Get your front foot turned out about 45 degrees; this allows you to push your front knee over your foot, forcing you to put around 80 per cent of your weight over the lead leg. You can set your spine angle back slightly by tilting your shoulders so that your left is a fraction higher than your right – this will encourage that shallow angle of attack we’re looking for here.
Then, position the ball just inside the left heel and make sure the shaft line is neutral, so the hands don’t go ahead of behind the ball. The clubface can be slightly open, and stand a bit further away from the ball, too, to allow your hands to drop nice and low at address with plenty of knee flex to feel as though you are really rooted in the sand.
From here, it’s all about making sure you keep the loft and bounce on the club on the way back and through. Watch the video above and you’ll see how I put this all together to splash the ball out and get it close.

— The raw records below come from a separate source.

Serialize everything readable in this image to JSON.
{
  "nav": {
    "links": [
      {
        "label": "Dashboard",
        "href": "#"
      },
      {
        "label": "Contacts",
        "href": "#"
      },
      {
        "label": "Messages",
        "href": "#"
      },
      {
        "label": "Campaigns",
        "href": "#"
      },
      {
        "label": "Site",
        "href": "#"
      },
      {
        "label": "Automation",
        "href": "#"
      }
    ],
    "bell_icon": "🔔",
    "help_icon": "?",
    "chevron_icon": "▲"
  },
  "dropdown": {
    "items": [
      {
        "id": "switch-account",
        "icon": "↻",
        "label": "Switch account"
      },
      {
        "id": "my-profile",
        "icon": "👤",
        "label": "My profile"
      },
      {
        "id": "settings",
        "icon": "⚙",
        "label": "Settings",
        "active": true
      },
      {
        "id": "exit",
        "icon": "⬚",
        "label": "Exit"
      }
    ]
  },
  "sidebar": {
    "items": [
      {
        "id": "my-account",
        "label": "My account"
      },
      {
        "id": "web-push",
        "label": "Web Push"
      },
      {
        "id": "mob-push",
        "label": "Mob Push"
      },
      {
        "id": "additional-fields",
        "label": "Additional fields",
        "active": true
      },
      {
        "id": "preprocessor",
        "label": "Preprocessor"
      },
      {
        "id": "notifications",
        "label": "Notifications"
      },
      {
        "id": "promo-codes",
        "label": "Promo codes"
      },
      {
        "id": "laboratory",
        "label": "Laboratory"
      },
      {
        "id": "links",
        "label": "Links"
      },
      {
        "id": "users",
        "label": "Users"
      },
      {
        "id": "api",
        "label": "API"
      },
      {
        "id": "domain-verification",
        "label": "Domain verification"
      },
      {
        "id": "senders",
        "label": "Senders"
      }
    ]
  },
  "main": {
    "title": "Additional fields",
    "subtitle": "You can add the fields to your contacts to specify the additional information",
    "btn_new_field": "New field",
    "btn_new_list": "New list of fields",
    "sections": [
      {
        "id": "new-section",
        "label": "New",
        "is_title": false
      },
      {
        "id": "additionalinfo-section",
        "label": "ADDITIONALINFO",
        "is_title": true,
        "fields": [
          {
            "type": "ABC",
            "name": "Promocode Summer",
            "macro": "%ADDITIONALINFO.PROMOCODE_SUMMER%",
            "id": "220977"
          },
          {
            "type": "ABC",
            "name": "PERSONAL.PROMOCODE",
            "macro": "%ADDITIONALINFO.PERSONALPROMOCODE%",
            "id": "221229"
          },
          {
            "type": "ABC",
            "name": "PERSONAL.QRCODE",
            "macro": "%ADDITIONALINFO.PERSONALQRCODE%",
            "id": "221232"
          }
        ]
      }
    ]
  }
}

A really simple drill to check whether you are correctly keeping the loft and bounce is to put a clump of sand on the club face. Make a normal backswing and see if you can keep it there all the way until you throw it over your back shoulder as you reach the top. If you do that, it means your left wrist is getting nicely cupped and the loft and bounce is on the club as you take it away.
Similarly, to check if you are keeping the loft on the club in your follow through, put a clump of sand on the face and practice the follow through to see if you can throw it over your front shoulder. This means the club face isn’t turning over through impact, you are holding the loft and bounce on and creating that nice splash shot.
It might sound difficult, but watch the video with this article to see how it’s done!
Related: Beginners Guide To Chipping
Reading The Lie
One of the greatest bunker skills is being able to correctly read the lie and make the relevant adjustments. Sometimes you might be in a bunker that has much less sand in. In this situation, you’ll need to be able to adjust your technique to avoid thinning the ball through the green.
With a compact lie, keep the stance the same – with the weight forward on the left side – but get your left shoulder more over your left foot; this will steepen your angle of attack, so you come more downward into the sand with the leading edge rather than the trailing edge of the bounce.
Move the ball position back slightly, too, and add a bit more forward lean in the shaft at address to create a different follow through. The follow through from a compact lie needs to be a lot shorter than the splash shot, which will allow the leading edge to travel down more in the sand with the handle leading.